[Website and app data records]
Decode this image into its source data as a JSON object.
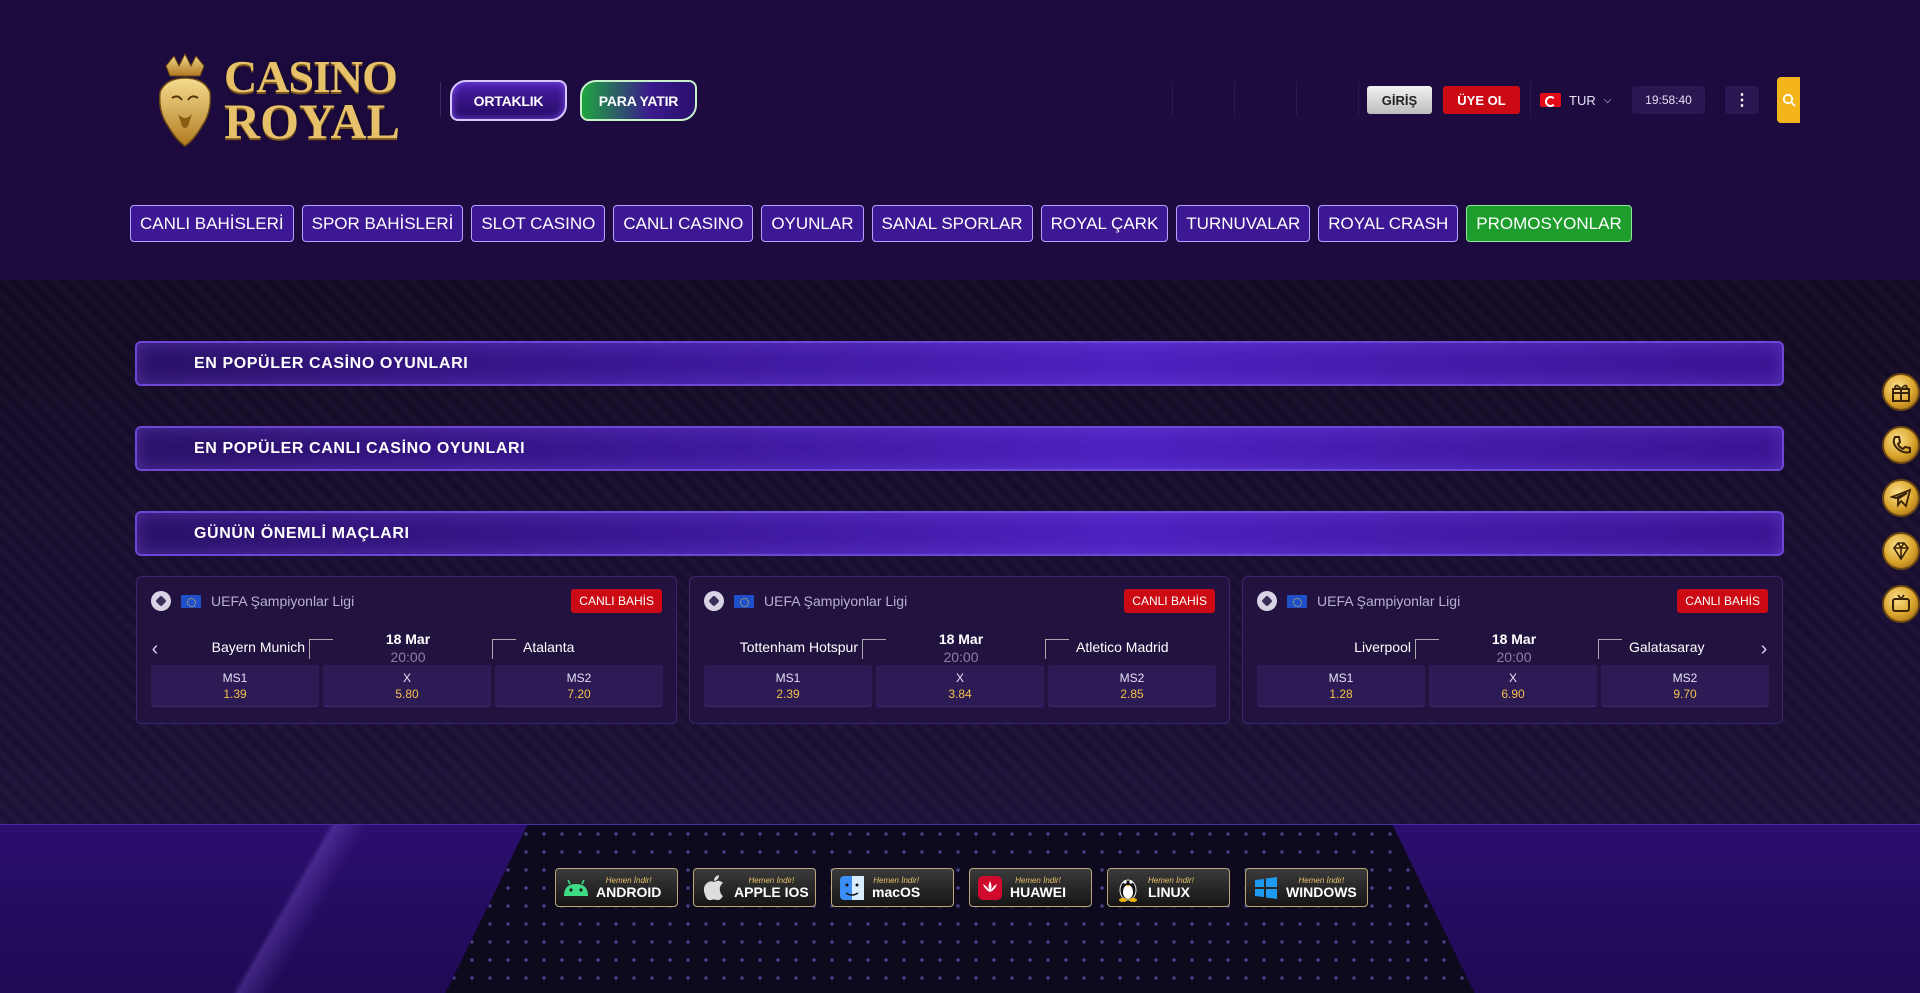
{
  "header": {
    "logo": {
      "line1": "CASINO",
      "line2": "ROYAL"
    },
    "ortaklik_label": "ORTAKLIK",
    "para_yatir_label": "PARA YATIR",
    "giris_label": "GİRİŞ",
    "uye_ol_label": "ÜYE OL",
    "language": "TUR",
    "clock": "19:58:40",
    "kebab": "⋮"
  },
  "nav": {
    "items": [
      "CANLI BAHİSLERİ",
      "SPOR BAHİSLERİ",
      "SLOT CASINO",
      "CANLI CASINO",
      "OYUNLAR",
      "SANAL SPORLAR",
      "ROYAL ÇARK",
      "TURNUVALAR",
      "ROYAL CRASH",
      "PROMOSYONLAR"
    ]
  },
  "sections": {
    "popular_casino": "EN POPÜLER CASİNO OYUNLARI",
    "popular_live_casino": "EN POPÜLER CANLI CASİNO OYUNLARI",
    "todays_matches": "GÜNÜN ÖNEMLİ MAÇLARI"
  },
  "matches": [
    {
      "league": "UEFA Şampiyonlar Ligi",
      "badge": "CANLI BAHİS",
      "home": "Bayern Munich",
      "away": "Atalanta",
      "date": "18 Mar",
      "time": "20:00",
      "odds": [
        {
          "label": "MS1",
          "value": "1.39"
        },
        {
          "label": "X",
          "value": "5.80"
        },
        {
          "label": "MS2",
          "value": "7.20"
        }
      ]
    },
    {
      "league": "UEFA Şampiyonlar Ligi",
      "badge": "CANLI BAHİS",
      "home": "Tottenham Hotspur",
      "away": "Atletico Madrid",
      "date": "18 Mar",
      "time": "20:00",
      "odds": [
        {
          "label": "MS1",
          "value": "2.39"
        },
        {
          "label": "X",
          "value": "3.84"
        },
        {
          "label": "MS2",
          "value": "2.85"
        }
      ]
    },
    {
      "league": "UEFA Şampiyonlar Ligi",
      "badge": "CANLI BAHİS",
      "home": "Liverpool",
      "away": "Galatasaray",
      "date": "18 Mar",
      "time": "20:00",
      "odds": [
        {
          "label": "MS1",
          "value": "1.28"
        },
        {
          "label": "X",
          "value": "6.90"
        },
        {
          "label": "MS2",
          "value": "9.70"
        }
      ]
    }
  ],
  "side_icons": [
    "gift-icon",
    "phone-icon",
    "telegram-icon",
    "diamond-icon",
    "tv-icon"
  ],
  "apps": [
    {
      "small": "Hemen İndir!",
      "name": "ANDROID",
      "icon": "android-icon"
    },
    {
      "small": "Hemen İndir!",
      "name": "APPLE IOS",
      "icon": "apple-icon"
    },
    {
      "small": "Hemen İndir!",
      "name": "macOS",
      "icon": "finder-icon"
    },
    {
      "small": "Hemen İndir!",
      "name": "HUAWEI",
      "icon": "huawei-icon"
    },
    {
      "small": "Hemen İndir!",
      "name": "LINUX",
      "icon": "linux-icon"
    },
    {
      "small": "Hemen İndir!",
      "name": "WINDOWS",
      "icon": "windows-icon"
    }
  ],
  "colors": {
    "brand_gold": "#e6c16a",
    "accent_purple": "#3d1894",
    "promo_green": "#1c9d2c",
    "live_red": "#cc0a14",
    "odds_value": "#f3c24a"
  }
}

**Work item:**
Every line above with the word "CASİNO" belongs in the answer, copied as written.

**Answer section:**
    "popular_casino": "EN POPÜLER CASİNO OYUNLARI",
    "popular_live_casino": "EN POPÜLER CANLI CASİNO OYUNLARI",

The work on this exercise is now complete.